#### [Work instructions]
The reply should give back every entry exactly as written.

(Provided data begins)

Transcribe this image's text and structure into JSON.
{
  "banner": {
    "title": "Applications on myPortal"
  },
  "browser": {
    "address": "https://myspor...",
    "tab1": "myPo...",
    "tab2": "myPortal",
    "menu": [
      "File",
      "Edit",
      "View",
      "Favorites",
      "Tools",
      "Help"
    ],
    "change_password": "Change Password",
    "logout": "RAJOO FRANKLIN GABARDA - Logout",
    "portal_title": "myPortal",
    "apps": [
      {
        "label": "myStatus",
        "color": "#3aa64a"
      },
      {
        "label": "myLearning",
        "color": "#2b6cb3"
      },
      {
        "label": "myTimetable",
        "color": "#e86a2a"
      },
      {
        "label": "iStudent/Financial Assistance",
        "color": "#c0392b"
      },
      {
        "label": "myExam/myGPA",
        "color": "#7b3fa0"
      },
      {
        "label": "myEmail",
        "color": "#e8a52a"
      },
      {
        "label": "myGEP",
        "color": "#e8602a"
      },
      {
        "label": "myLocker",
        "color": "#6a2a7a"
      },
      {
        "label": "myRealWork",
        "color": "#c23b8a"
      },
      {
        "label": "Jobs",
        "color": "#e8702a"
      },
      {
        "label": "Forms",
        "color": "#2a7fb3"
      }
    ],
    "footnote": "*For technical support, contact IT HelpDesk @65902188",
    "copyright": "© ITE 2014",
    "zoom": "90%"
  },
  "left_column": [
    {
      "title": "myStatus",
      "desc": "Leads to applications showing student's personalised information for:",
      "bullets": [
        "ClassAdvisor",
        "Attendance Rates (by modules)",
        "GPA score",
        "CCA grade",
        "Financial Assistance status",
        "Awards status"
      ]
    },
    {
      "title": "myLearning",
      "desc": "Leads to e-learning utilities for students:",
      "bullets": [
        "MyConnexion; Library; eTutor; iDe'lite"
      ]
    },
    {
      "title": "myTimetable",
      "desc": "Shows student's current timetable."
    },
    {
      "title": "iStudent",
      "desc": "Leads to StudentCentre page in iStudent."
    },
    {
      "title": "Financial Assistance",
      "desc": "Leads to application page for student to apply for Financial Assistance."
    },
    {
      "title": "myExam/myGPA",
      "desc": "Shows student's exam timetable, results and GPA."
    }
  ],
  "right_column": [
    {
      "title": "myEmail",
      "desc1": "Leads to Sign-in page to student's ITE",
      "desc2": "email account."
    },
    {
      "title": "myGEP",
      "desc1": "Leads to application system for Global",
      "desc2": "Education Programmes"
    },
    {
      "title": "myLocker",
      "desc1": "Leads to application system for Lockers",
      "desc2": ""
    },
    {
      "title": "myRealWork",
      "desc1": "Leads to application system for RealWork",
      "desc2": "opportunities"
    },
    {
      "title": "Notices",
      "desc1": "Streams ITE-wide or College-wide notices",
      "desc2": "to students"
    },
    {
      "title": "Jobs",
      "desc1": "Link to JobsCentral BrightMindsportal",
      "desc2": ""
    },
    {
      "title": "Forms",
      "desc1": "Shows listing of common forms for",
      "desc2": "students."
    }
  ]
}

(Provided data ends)

#### [Solved exercise]
Transcribe this image's text and structure into JSON.
{
  "banner": {
    "title": "Applications on myPortal"
  },
  "browser": {
    "address": "https://myspor...",
    "tab1": "myPo...",
    "tab2": "myPortal",
    "menu": [
      "File",
      "Edit",
      "View",
      "Favorites",
      "Tools",
      "Help"
    ],
    "change_password": "Change Password",
    "logout": "RAJOO FRANKLIN GABARDA - Logout",
    "portal_title": "myPortal",
    "apps": [
      {
        "label": "myStatus",
        "color": "#3aa64a"
      },
      {
        "label": "myLearning",
        "color": "#2b6cb3"
      },
      {
        "label": "myTimetable",
        "color": "#e86a2a"
      },
      {
        "label": "iStudent/Financial Assistance",
        "color": "#c0392b"
      },
      {
        "label": "myExam/myGPA",
        "color": "#7b3fa0"
      },
      {
        "label": "myEmail",
        "color": "#e8a52a"
      },
      {
        "label": "myGEP",
        "color": "#e8602a"
      },
      {
        "label": "myLocker",
        "color": "#6a2a7a"
      },
      {
        "label": "myRealWork",
        "color": "#c23b8a"
      },
      {
        "label": "Jobs",
        "color": "#e8702a"
      },
      {
        "label": "Forms",
        "color": "#2a7fb3"
      }
    ],
    "footnote": "*For technical support, contact IT HelpDesk @65902188",
    "copyright": "© ITE 2014",
    "zoom": "90%"
  },
  "left_column": [
    {
      "title": "myStatus",
      "desc": "Leads to applications showing student's personalised information for:",
      "bullets": [
        "ClassAdvisor",
        "Attendance Rates (by modules)",
        "GPA score",
        "CCA grade",
        "Financial Assistance status",
        "Awards status"
      ]
    },
    {
      "title": "myLearning",
      "desc": "Leads to e-learning utilities for students:",
      "bullets": [
        "MyConnexion; Library; eTutor; iDe'lite"
      ]
    },
    {
      "title": "myTimetable",
      "desc": "Shows student's current timetable."
    },
    {
      "title": "iStudent",
      "desc": "Leads to StudentCentre page in iStudent."
    },
    {
      "title": "Financial Assistance",
      "desc": "Leads to application page for student to apply for Financial Assistance."
    },
    {
      "title": "myExam/myGPA",
      "desc": "Shows student's exam timetable, results and GPA."
    }
  ],
  "right_column": [
    {
      "title": "myEmail",
      "desc1": "Leads to Sign-in page to student's ITE",
      "desc2": "email account."
    },
    {
      "title": "myGEP",
      "desc1": "Leads to application system for Global",
      "desc2": "Education Programmes"
    },
    {
      "title": "myLocker",
      "desc1": "Leads to application system for Lockers",
      "desc2": ""
    },
    {
      "title": "myRealWork",
      "desc1": "Leads to application system for RealWork",
      "desc2": "opportunities"
    },
    {
      "title": "Notices",
      "desc1": "Streams ITE-wide or College-wide notices",
      "desc2": "to students"
    },
    {
      "title": "Jobs",
      "desc1": "Link to JobsCentral BrightMindsportal",
      "desc2": ""
    },
    {
      "title": "Forms",
      "desc1": "Shows listing of common forms for",
      "desc2": "students."
    }
  ]
}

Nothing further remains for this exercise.